A priceless bag used during the first moon walk was accidentally sold at a government auction, and is now the center of a legal dispute, the AP reports. Neil Armstrong and Buzz Aldrin tucked moon rocks into the white sack they took with them during the Apollo 11 mission in July 1969. After discovering the bag was hawked last year, the government is now scrambling to reverse the sale. The bag is embedded with space material and is "a rare artifact, if not a national treasure," officials say. Although a clerical error was to blame for the sale, the bag caper dates back to the case brought against Max Ary, the ex-director of the Kansas Cosmosphere and Space Center, who was convicted in 2005 of stealing and selling museum artifacts. The Apollo 11 bag was among hundreds of items found during a search of his garage.
Then the government accidentally sold the bag at auction in 2015. Nancy Carlson, the Illinois woman who bought it for $995, sent it to NASA to confirm it was the real deal. It was—and surprised NASA officials kept it instead of returning it, touching off a legal fight.
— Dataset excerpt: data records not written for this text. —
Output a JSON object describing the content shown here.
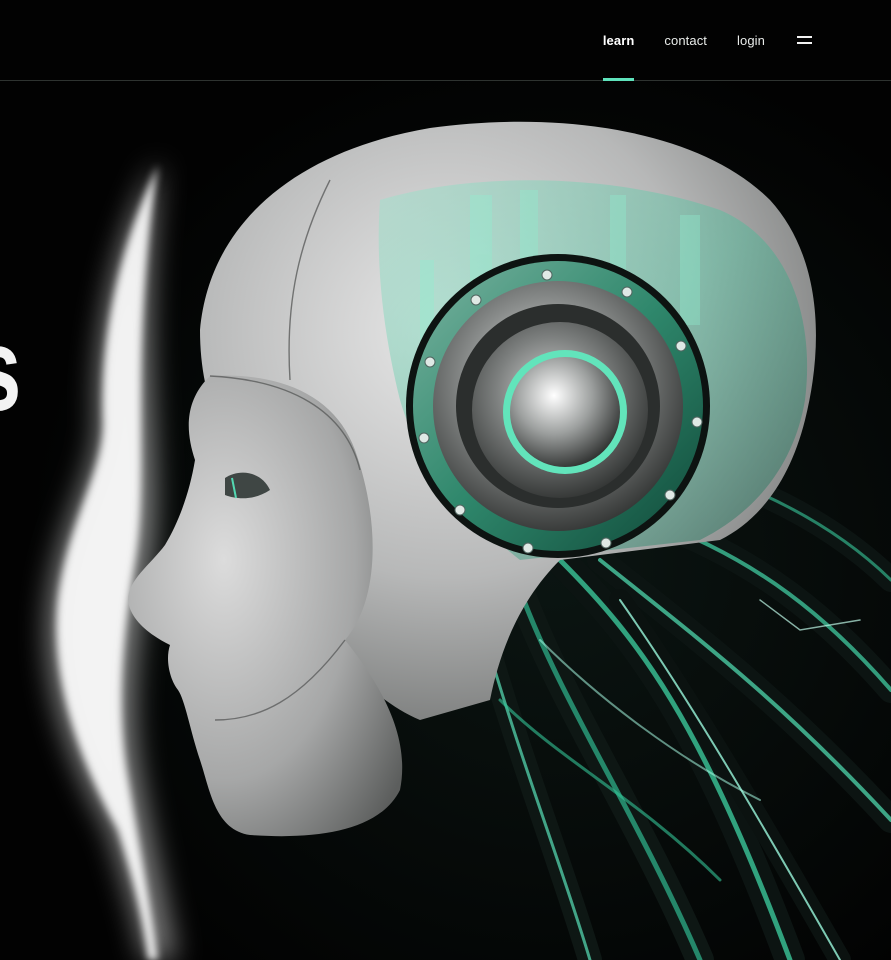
{
  "nav": {
    "items": [
      {
        "label": "learn",
        "active": true
      },
      {
        "label": "contact",
        "active": false
      },
      {
        "label": "login",
        "active": false
      }
    ],
    "menu_icon": "hamburger-menu-icon"
  },
  "hero": {
    "heading_fragment": "s",
    "image": "robot-head-illustration"
  },
  "colors": {
    "background": "#020202",
    "accent": "#5fe3bc",
    "text": "#e9ecea",
    "divider": "#2e3330"
  }
}
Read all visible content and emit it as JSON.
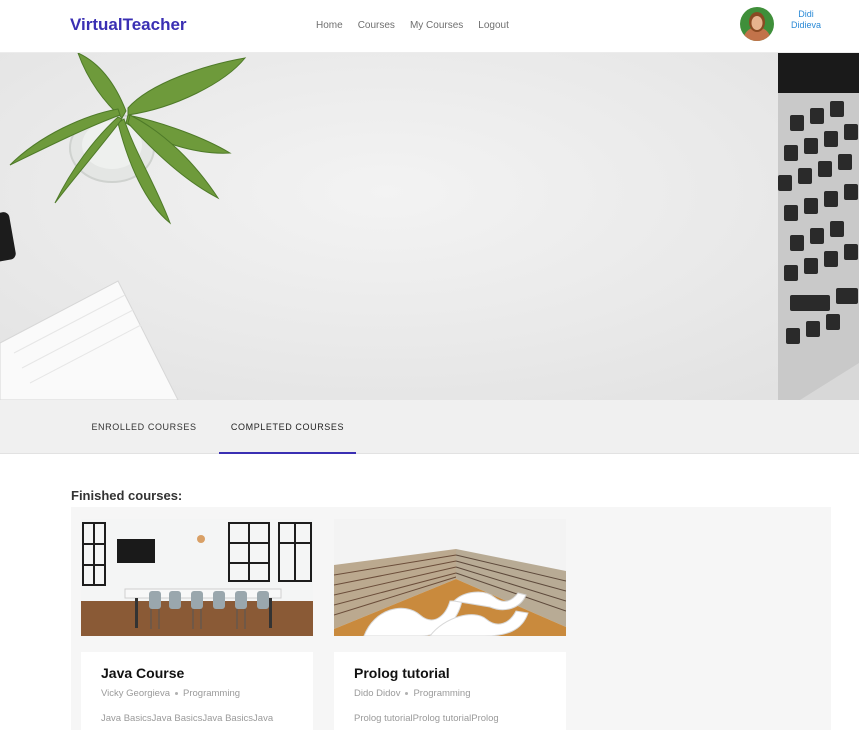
{
  "header": {
    "brand": "VirtualTeacher",
    "nav": [
      {
        "label": "Home"
      },
      {
        "label": "Courses"
      },
      {
        "label": "My Courses"
      },
      {
        "label": "Logout"
      }
    ],
    "user": {
      "first_name": "Didi",
      "last_name": "Didieva"
    }
  },
  "tabs": [
    {
      "label": "ENROLLED COURSES",
      "active": false
    },
    {
      "label": "COMPLETED COURSES",
      "active": true
    }
  ],
  "main": {
    "section_title": "Finished courses:",
    "courses": [
      {
        "title": "Java Course",
        "author": "Vicky Georgieva",
        "category": "Programming",
        "description": "Java BasicsJava BasicsJava BasicsJava",
        "image": "meeting-room-photo"
      },
      {
        "title": "Prolog tutorial",
        "author": "Dido Didov",
        "category": "Programming",
        "description": "Prolog tutorialProlog tutorialProlog",
        "image": "library-bookshelves-photo"
      }
    ]
  },
  "colors": {
    "brand": "#3a2fb3",
    "user_link": "#2b8ad6",
    "active_tab_underline": "#3a2fb3"
  }
}
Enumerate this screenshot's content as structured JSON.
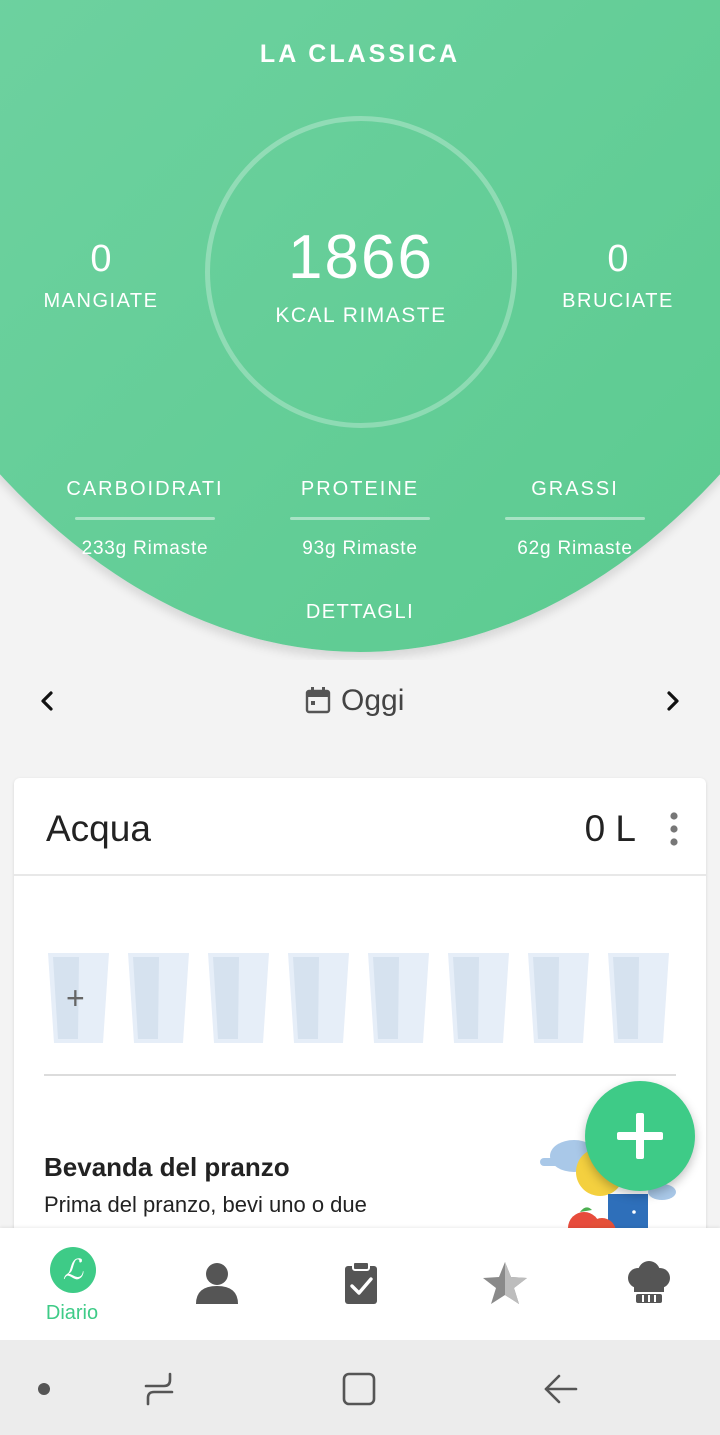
{
  "header": {
    "plan_title": "LA CLASSICA",
    "kcal_remaining": "1866",
    "kcal_label": "KCAL RIMASTE",
    "eaten_value": "0",
    "eaten_label": "MANGIATE",
    "burned_value": "0",
    "burned_label": "BRUCIATE",
    "details_label": "DETTAGLI",
    "accent_color": "#6fd2a1"
  },
  "macros": [
    {
      "name": "CARBOIDRATI",
      "remaining": "233g Rimaste"
    },
    {
      "name": "PROTEINE",
      "remaining": "93g Rimaste"
    },
    {
      "name": "GRASSI",
      "remaining": "62g Rimaste"
    }
  ],
  "date_nav": {
    "prev_icon": "chevron-left-icon",
    "next_icon": "chevron-right-icon",
    "calendar_icon": "calendar-icon",
    "label": "Oggi"
  },
  "water": {
    "title": "Acqua",
    "value": "0 L",
    "glasses_total": 8,
    "glasses_filled": 0,
    "add_glyph": "+"
  },
  "tip": {
    "title": "Bevanda del pranzo",
    "text": "Prima del pranzo, bevi uno o due"
  },
  "fab": {
    "icon": "plus-icon",
    "color": "#3ecb87"
  },
  "bottom_nav": {
    "items": [
      {
        "id": "diary",
        "label": "Diario",
        "icon": "diary-logo-icon",
        "active": true,
        "glyph": "ℒ"
      },
      {
        "id": "profile",
        "label": "",
        "icon": "person-icon",
        "active": false
      },
      {
        "id": "plans",
        "label": "",
        "icon": "clipboard-check-icon",
        "active": false
      },
      {
        "id": "premium",
        "label": "",
        "icon": "star-icon",
        "active": false
      },
      {
        "id": "recipes",
        "label": "",
        "icon": "chef-hat-icon",
        "active": false
      }
    ]
  },
  "system_bar": {
    "buttons": [
      "dot-icon",
      "recents-icon",
      "home-icon",
      "back-icon"
    ]
  }
}
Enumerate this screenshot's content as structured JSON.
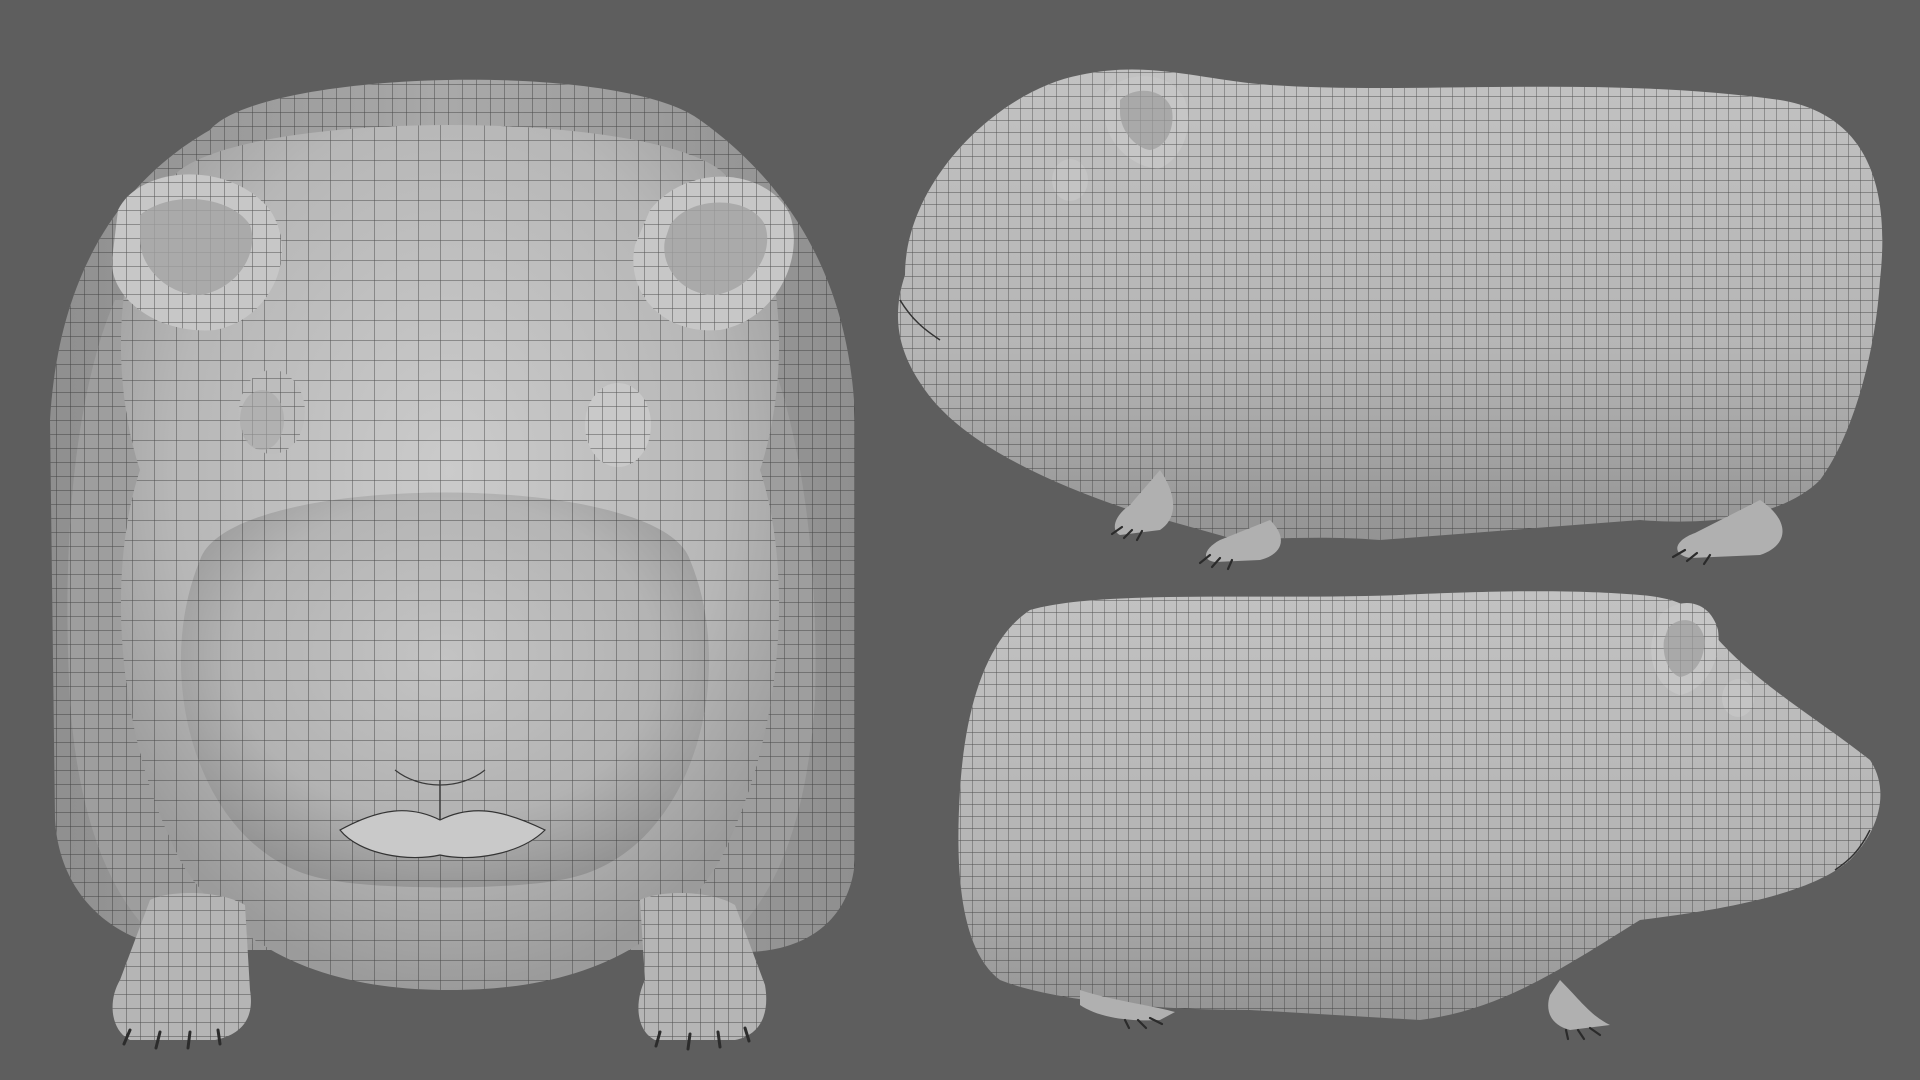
{
  "scene": {
    "background_color": "#5e5e5e",
    "mesh_base_color": "#b9b9b9",
    "mesh_shadow_color": "#8a8a8a",
    "mesh_highlight_color": "#d6d6d6",
    "wire_color": "#2a2a2a"
  },
  "views": [
    {
      "name": "front-view"
    },
    {
      "name": "side-view-facing-left"
    },
    {
      "name": "side-view-facing-right"
    }
  ]
}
It turns out the bag was given the same inventory identification number as a similar one used on the final Apollo 17 mission in 1972, the Christian Science Monitor reports. (Ary had sold that one in 2001 for $24,150. It was eventually recovered.) Carlson sued in June to have the bag returned to her, but federal prosecutors are asking a judge to rescind the sale. Astronauts called the lunar bags the “purse.” After Armstrong’s death in 2012, his widow found one of them, filled with space-related objects, in a closet. (Read more space bag stories.)